(Items from a dataset)
______
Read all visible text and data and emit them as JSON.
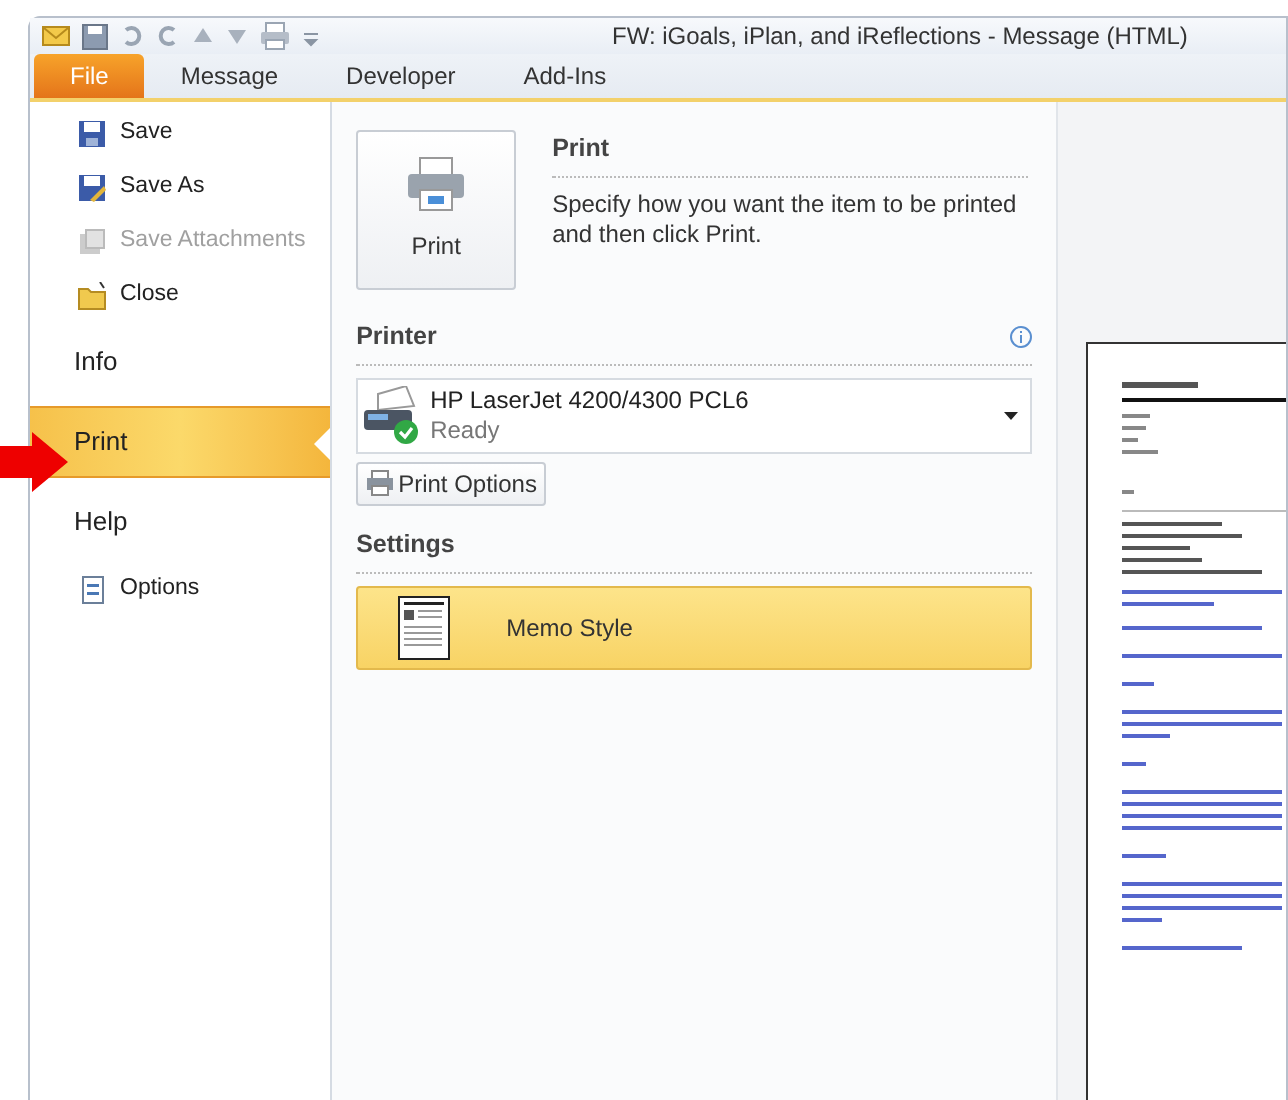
{
  "window": {
    "title": "FW: iGoals, iPlan, and iReflections  -  Message (HTML)"
  },
  "tabs": [
    {
      "label": "File",
      "selected": true
    },
    {
      "label": "Message",
      "selected": false
    },
    {
      "label": "Developer",
      "selected": false
    },
    {
      "label": "Add-Ins",
      "selected": false
    }
  ],
  "backstage_menu": [
    {
      "label": "Save",
      "kind": "command",
      "disabled": false
    },
    {
      "label": "Save As",
      "kind": "command",
      "disabled": false
    },
    {
      "label": "Save Attachments",
      "kind": "command",
      "disabled": true
    },
    {
      "label": "Close",
      "kind": "command",
      "disabled": false
    },
    {
      "label": "Info",
      "kind": "tab",
      "disabled": false,
      "selected": false
    },
    {
      "label": "Print",
      "kind": "tab",
      "disabled": false,
      "selected": true
    },
    {
      "label": "Help",
      "kind": "tab",
      "disabled": false,
      "selected": false
    },
    {
      "label": "Options",
      "kind": "command",
      "disabled": false
    }
  ],
  "print": {
    "button": "Print",
    "heading": "Print",
    "description": "Specify how you want the item to be printed and then click Print."
  },
  "printer": {
    "heading": "Printer",
    "name": "HP LaserJet 4200/4300 PCL6",
    "status": "Ready",
    "options_button": "Print Options"
  },
  "settings": {
    "heading": "Settings",
    "style": "Memo Style"
  }
}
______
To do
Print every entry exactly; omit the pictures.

Answer to this task
Read all visible text and data and emit them as JSON.
{
  "window": {
    "title": "FW: iGoals, iPlan, and iReflections  -  Message (HTML)"
  },
  "tabs": [
    {
      "label": "File",
      "selected": true
    },
    {
      "label": "Message",
      "selected": false
    },
    {
      "label": "Developer",
      "selected": false
    },
    {
      "label": "Add-Ins",
      "selected": false
    }
  ],
  "backstage_menu": [
    {
      "label": "Save",
      "kind": "command",
      "disabled": false
    },
    {
      "label": "Save As",
      "kind": "command",
      "disabled": false
    },
    {
      "label": "Save Attachments",
      "kind": "command",
      "disabled": true
    },
    {
      "label": "Close",
      "kind": "command",
      "disabled": false
    },
    {
      "label": "Info",
      "kind": "tab",
      "disabled": false,
      "selected": false
    },
    {
      "label": "Print",
      "kind": "tab",
      "disabled": false,
      "selected": true
    },
    {
      "label": "Help",
      "kind": "tab",
      "disabled": false,
      "selected": false
    },
    {
      "label": "Options",
      "kind": "command",
      "disabled": false
    }
  ],
  "print": {
    "button": "Print",
    "heading": "Print",
    "description": "Specify how you want the item to be printed and then click Print."
  },
  "printer": {
    "heading": "Printer",
    "name": "HP LaserJet 4200/4300 PCL6",
    "status": "Ready",
    "options_button": "Print Options"
  },
  "settings": {
    "heading": "Settings",
    "style": "Memo Style"
  }
}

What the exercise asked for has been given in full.